=== INPUT DATA ===

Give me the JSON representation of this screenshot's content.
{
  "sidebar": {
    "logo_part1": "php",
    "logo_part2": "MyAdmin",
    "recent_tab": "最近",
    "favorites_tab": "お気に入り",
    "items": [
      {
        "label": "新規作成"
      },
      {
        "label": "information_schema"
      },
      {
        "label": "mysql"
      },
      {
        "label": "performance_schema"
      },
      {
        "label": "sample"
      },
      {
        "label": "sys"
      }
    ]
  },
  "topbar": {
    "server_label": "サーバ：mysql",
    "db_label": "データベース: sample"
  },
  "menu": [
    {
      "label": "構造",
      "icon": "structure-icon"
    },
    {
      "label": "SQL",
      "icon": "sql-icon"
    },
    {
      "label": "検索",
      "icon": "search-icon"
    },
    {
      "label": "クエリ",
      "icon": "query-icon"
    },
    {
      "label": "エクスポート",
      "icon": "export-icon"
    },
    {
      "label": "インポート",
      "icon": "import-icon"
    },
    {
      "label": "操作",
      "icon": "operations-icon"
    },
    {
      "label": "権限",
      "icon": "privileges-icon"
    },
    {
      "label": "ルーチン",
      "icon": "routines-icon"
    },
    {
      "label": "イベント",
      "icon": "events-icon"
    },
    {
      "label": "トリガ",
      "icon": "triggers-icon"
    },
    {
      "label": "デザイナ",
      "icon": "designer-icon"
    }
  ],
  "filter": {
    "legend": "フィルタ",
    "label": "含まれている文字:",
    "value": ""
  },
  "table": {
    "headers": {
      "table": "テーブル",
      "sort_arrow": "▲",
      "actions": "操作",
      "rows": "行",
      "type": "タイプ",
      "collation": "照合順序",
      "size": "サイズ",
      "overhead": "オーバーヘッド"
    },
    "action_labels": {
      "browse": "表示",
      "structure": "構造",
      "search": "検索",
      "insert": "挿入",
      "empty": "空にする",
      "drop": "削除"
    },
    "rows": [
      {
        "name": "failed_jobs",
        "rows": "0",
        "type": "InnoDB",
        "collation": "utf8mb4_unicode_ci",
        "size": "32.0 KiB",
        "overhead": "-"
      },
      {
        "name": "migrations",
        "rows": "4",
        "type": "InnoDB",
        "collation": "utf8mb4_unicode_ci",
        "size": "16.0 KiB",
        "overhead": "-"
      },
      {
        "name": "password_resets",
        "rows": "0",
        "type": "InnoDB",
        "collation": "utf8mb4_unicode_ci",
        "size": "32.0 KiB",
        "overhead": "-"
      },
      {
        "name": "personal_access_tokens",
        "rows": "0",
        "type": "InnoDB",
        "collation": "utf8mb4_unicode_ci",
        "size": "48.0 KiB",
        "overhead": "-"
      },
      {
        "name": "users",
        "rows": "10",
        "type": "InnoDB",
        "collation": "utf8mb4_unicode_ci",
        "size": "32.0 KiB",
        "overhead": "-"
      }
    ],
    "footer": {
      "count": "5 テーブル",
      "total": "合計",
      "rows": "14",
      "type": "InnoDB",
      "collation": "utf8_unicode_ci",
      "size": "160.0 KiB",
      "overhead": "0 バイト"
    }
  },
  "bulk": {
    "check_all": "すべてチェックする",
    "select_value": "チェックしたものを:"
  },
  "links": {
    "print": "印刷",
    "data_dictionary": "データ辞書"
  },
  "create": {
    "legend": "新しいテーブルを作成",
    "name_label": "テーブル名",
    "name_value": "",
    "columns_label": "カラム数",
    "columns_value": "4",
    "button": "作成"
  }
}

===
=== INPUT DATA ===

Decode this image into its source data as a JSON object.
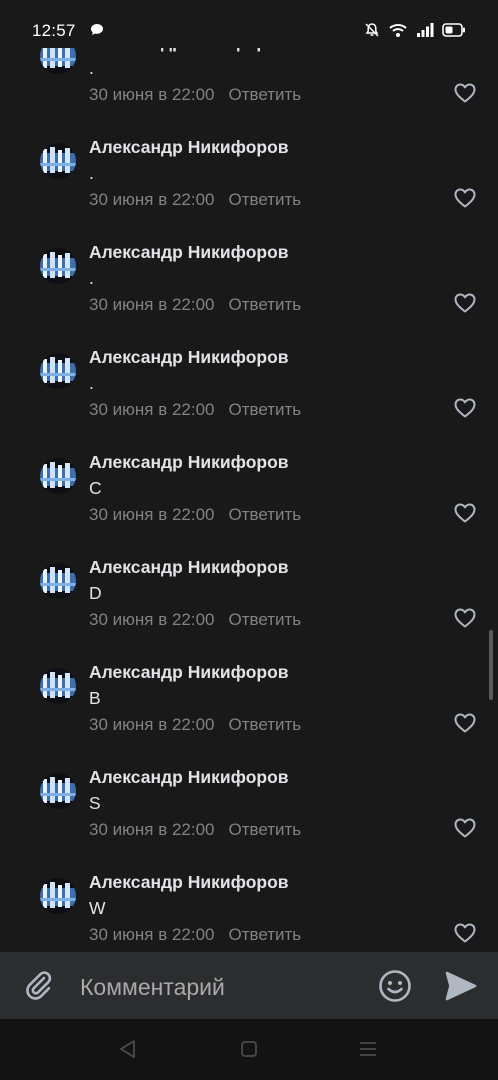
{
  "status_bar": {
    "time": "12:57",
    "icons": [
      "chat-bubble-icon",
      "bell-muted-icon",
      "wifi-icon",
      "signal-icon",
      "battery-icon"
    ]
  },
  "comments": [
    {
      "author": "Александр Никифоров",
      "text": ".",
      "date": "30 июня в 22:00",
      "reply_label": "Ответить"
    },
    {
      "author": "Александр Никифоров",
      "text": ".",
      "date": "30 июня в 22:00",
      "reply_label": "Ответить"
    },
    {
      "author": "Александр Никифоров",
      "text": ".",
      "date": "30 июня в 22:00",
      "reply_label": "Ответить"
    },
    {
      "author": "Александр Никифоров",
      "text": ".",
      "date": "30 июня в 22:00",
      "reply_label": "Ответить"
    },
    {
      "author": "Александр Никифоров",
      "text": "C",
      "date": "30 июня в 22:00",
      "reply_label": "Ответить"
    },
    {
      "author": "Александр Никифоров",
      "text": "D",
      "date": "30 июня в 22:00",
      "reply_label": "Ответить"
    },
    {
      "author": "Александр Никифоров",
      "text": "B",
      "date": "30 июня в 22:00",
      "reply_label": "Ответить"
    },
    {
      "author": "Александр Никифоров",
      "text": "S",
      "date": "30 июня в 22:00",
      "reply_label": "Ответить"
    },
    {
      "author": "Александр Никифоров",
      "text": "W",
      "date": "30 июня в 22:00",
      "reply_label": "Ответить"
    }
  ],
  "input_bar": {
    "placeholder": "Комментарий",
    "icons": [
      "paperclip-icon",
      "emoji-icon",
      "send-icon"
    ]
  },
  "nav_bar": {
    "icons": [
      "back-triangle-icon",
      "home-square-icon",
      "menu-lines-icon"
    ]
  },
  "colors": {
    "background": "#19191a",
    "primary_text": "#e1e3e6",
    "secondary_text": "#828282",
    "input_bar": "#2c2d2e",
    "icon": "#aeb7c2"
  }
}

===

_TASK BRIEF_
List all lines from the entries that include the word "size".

_RESPONSE FOR THIS EXERCISE_
      "size": "サイズ",
        "size": "32.0 KiB",
        "size": "16.0 KiB",
        "size": "32.0 KiB",
        "size": "48.0 KiB",
        "size": "32.0 KiB",
      "size": "160.0 KiB",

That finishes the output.